Before joining the ASU faculty, Professor Kaye was an associate in a private law firm in Portland, Oregon, an Assistant Special Prosecutor on the Watergate Special Prosecution Force, and a law clerk to Judge Alfred T. Goodwin of the U.S. Court of Appeals for the Ninth Circuit. He holds degrees in law (Yale University), in astronomy (Harvard University), and in physics (MIT).
Professor Kaye’s research and teaching focuses on the law of evidence, on the use of science and statistics in litigation, and on genetics and the law. He has served on committees or advisory panels of the American Statistical Association, the National Academy of Sciences, the National Commission on the Future of DNA Evidence, and the National Institute of Justice. He has been on the editorial boards of four academic journals and has repeatedly served as editor of the American Bar Association publication, Jurimetrics: The Journal of Law, Science, and Technology. His publications include 10 books and more than 100 articles in journals of law, philosophy, psychology, medicine, genetics, and statistics.
He holds degrees in law (Yale University), in astronomy (Harvard University), and in physics (MIT).

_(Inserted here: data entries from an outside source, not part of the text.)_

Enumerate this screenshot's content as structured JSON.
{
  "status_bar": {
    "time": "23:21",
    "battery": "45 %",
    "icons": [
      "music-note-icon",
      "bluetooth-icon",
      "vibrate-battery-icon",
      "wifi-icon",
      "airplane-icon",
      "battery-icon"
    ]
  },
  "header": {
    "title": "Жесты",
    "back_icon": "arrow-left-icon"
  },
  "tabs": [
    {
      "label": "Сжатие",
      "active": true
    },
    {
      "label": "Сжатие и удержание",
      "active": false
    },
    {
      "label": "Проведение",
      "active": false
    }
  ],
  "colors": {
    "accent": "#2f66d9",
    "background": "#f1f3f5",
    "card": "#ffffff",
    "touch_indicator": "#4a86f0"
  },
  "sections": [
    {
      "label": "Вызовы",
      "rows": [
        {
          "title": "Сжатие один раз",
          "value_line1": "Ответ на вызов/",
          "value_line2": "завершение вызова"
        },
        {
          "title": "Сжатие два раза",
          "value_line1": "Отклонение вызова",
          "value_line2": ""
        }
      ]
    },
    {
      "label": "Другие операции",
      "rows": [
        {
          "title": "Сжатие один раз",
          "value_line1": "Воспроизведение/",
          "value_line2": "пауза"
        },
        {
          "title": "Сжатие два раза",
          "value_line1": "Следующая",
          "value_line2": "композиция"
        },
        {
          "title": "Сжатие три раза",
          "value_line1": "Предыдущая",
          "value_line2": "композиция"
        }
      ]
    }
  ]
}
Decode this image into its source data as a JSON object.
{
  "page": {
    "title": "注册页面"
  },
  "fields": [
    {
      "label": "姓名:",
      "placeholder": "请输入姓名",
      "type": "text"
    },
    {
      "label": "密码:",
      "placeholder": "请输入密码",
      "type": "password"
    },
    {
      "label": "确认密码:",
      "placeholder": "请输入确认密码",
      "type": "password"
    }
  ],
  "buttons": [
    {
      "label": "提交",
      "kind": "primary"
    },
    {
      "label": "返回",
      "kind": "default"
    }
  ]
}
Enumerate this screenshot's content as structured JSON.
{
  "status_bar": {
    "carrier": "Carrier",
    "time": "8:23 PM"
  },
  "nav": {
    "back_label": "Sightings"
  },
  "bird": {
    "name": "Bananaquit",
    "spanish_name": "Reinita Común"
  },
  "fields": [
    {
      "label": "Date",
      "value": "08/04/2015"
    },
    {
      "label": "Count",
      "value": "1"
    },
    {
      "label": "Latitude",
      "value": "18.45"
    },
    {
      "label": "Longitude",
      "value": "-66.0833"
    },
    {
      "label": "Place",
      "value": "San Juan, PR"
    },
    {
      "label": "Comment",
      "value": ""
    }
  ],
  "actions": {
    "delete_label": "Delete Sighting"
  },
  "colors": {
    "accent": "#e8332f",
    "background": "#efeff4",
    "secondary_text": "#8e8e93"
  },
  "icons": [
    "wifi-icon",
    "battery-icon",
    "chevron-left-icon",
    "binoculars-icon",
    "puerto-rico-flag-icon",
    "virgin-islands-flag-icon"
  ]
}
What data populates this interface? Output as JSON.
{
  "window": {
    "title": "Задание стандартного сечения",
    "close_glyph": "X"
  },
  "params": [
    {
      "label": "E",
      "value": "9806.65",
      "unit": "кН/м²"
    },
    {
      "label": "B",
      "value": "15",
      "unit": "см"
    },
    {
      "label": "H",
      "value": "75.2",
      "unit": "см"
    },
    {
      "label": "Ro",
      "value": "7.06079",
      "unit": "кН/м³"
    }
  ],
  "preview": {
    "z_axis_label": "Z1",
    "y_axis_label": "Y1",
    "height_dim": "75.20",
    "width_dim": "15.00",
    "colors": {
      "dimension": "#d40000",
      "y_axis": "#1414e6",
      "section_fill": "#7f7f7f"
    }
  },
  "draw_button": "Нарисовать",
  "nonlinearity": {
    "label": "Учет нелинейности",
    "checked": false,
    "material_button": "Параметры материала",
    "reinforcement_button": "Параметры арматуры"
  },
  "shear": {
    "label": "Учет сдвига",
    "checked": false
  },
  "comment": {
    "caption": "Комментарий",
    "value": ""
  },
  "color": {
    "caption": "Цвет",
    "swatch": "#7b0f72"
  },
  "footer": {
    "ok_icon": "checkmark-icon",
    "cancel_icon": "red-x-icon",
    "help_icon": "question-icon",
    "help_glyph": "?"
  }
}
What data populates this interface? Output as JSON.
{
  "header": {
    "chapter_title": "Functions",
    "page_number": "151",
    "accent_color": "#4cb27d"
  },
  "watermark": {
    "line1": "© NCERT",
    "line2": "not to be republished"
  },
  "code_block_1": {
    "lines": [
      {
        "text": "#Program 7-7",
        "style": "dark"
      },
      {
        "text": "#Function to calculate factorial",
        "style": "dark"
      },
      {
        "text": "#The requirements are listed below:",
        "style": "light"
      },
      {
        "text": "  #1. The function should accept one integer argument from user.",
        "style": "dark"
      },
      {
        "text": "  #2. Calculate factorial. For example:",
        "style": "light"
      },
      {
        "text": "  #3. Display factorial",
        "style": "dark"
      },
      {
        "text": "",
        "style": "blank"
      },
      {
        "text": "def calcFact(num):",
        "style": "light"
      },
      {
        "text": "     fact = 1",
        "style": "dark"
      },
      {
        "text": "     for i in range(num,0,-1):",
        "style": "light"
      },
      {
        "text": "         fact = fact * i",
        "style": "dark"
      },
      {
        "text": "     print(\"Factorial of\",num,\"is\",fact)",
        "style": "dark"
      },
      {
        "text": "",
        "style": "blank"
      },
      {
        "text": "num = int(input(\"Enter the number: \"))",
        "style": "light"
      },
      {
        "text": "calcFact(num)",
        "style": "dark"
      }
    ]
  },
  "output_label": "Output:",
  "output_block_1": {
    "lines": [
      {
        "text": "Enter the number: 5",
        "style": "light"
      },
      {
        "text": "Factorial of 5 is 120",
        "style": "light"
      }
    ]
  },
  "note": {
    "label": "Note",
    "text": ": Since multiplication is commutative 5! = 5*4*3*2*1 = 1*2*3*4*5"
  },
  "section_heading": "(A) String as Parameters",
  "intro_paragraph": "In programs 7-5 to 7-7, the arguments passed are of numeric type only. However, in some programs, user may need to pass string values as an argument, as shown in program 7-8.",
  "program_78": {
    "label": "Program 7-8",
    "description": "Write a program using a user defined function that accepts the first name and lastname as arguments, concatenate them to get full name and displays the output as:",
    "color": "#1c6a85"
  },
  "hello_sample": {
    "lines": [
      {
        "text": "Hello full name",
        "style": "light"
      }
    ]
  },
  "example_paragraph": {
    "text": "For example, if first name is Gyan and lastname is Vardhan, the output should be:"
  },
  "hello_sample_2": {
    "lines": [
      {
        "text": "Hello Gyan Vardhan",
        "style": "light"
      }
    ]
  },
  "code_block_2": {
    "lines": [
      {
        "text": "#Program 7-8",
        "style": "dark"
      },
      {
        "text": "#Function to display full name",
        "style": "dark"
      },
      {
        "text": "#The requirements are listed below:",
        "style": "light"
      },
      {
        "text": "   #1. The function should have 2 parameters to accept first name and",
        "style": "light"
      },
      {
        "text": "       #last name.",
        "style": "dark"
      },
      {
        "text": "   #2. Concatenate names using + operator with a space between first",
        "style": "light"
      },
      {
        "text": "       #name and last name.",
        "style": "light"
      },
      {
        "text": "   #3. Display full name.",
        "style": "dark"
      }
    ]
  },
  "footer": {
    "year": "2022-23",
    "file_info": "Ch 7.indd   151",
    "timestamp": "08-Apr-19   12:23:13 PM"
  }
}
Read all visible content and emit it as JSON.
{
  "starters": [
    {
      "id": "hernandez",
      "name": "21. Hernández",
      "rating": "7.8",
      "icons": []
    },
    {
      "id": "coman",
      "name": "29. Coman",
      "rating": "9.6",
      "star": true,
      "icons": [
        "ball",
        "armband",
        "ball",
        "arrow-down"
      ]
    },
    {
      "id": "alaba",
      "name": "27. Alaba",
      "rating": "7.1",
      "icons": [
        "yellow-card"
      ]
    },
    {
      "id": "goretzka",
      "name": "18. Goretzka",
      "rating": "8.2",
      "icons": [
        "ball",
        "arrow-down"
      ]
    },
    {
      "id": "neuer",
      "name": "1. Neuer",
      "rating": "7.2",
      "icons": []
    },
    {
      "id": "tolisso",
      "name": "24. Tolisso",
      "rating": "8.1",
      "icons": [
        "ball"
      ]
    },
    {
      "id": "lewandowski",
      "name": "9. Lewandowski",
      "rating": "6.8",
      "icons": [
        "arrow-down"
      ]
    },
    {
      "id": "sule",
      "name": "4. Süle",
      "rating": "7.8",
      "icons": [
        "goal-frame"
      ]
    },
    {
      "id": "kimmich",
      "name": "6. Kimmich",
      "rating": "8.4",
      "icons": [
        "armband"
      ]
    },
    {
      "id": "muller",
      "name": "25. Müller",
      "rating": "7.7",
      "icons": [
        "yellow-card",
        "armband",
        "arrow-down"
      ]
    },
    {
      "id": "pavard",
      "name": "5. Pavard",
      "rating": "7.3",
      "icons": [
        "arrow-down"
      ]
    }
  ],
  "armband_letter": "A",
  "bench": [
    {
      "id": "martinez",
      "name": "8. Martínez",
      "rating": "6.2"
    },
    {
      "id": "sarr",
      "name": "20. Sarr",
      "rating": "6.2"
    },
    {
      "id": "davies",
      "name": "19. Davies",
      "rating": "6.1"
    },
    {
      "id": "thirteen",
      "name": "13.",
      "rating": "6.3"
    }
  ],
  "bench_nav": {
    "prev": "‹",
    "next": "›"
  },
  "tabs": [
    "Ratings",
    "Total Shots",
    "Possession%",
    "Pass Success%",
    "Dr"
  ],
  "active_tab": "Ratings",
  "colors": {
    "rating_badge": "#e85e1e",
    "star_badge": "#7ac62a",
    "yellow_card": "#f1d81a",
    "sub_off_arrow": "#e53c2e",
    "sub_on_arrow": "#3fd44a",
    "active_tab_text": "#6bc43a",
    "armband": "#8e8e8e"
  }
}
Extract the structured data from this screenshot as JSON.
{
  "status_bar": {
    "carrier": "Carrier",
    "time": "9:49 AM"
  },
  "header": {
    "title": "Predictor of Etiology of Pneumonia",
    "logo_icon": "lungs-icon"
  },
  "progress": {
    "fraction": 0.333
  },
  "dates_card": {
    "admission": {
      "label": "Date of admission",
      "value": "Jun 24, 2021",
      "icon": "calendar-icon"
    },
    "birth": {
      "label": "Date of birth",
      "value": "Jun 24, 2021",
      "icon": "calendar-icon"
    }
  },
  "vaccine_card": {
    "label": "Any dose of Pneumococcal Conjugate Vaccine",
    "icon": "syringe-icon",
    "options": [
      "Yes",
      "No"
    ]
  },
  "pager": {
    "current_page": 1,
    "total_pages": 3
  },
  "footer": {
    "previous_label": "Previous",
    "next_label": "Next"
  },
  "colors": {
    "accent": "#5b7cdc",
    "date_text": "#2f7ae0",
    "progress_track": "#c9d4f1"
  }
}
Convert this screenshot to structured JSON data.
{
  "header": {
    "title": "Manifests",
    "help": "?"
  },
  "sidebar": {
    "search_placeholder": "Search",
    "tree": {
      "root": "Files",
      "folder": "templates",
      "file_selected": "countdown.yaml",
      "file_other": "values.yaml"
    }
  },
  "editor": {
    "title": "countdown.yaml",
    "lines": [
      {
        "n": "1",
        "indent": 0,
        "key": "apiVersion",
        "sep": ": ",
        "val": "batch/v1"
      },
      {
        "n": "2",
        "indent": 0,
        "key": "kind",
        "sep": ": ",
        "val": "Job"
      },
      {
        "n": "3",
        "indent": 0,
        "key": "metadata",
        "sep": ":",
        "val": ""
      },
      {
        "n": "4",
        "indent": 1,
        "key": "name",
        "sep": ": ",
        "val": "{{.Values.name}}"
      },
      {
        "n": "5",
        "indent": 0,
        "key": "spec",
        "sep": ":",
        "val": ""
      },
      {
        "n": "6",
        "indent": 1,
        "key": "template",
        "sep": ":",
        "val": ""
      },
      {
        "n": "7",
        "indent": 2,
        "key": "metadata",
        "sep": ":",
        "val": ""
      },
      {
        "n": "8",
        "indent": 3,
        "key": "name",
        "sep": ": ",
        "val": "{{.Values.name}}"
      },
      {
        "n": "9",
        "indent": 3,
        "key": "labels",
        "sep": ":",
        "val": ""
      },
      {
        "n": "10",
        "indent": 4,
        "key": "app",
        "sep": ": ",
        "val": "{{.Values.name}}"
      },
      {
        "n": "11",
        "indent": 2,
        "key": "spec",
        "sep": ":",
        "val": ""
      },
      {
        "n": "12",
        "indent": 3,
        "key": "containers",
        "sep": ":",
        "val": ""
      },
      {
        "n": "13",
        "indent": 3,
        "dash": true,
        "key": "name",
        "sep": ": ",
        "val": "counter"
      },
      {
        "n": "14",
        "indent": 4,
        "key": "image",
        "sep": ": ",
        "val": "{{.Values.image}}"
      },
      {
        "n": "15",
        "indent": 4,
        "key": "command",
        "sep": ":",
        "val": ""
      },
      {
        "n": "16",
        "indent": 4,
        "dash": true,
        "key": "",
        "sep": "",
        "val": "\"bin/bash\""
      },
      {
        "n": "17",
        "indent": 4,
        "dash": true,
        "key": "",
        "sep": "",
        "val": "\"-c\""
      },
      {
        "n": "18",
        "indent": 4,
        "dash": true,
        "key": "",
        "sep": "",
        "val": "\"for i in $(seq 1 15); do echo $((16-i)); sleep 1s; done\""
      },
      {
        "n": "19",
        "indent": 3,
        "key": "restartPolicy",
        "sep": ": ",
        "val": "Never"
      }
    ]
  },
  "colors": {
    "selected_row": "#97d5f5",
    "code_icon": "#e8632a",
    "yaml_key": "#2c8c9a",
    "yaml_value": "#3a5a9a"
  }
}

Scientific evidence, forensic genetics, forensic statistics, evidence law